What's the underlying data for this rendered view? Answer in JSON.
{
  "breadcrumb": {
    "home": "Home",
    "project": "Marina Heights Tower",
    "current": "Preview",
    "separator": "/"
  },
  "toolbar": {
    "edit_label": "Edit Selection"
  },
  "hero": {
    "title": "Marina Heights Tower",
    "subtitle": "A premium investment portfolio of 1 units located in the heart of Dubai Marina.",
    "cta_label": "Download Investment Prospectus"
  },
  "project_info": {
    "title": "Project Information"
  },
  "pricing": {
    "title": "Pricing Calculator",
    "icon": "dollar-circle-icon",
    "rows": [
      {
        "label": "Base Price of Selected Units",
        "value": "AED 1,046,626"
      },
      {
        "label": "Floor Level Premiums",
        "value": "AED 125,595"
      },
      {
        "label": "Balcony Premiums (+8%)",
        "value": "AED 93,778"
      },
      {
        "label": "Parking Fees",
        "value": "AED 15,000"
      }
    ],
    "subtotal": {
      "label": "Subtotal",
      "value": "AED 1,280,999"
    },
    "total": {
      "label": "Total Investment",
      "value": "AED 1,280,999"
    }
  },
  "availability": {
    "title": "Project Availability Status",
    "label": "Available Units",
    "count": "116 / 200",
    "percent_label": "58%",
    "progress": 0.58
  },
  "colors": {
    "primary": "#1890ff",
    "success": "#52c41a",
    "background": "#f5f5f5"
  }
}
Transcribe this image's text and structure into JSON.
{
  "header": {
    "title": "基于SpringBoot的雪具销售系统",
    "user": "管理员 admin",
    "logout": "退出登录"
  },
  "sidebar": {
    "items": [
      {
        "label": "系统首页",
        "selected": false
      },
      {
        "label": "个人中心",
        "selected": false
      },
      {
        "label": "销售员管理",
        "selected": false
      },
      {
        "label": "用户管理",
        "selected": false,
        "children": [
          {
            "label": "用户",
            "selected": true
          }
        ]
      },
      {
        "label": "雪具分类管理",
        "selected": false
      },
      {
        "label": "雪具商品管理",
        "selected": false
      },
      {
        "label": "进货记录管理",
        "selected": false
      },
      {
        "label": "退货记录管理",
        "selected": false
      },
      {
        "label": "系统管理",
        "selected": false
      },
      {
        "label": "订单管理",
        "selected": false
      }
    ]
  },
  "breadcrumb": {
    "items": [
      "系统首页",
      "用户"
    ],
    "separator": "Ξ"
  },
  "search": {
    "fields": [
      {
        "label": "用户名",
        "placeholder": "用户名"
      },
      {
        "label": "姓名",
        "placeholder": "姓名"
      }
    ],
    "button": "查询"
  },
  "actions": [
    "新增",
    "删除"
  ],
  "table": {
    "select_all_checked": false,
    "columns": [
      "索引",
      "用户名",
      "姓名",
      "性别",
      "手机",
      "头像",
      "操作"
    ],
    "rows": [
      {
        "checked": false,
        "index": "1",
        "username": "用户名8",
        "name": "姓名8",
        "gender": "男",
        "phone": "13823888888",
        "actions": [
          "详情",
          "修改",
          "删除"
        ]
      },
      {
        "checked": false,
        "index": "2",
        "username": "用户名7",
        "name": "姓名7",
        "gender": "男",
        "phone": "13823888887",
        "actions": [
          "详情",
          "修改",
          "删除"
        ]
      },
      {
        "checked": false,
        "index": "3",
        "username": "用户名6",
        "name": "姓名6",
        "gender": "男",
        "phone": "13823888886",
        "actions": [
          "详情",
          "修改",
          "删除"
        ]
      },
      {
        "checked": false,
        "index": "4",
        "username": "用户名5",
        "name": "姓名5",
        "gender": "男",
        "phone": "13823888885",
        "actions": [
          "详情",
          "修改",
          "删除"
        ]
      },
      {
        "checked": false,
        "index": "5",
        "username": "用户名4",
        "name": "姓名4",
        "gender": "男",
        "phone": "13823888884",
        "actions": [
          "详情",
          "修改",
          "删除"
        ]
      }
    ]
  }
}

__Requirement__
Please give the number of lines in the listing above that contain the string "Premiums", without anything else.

__Answer space__
2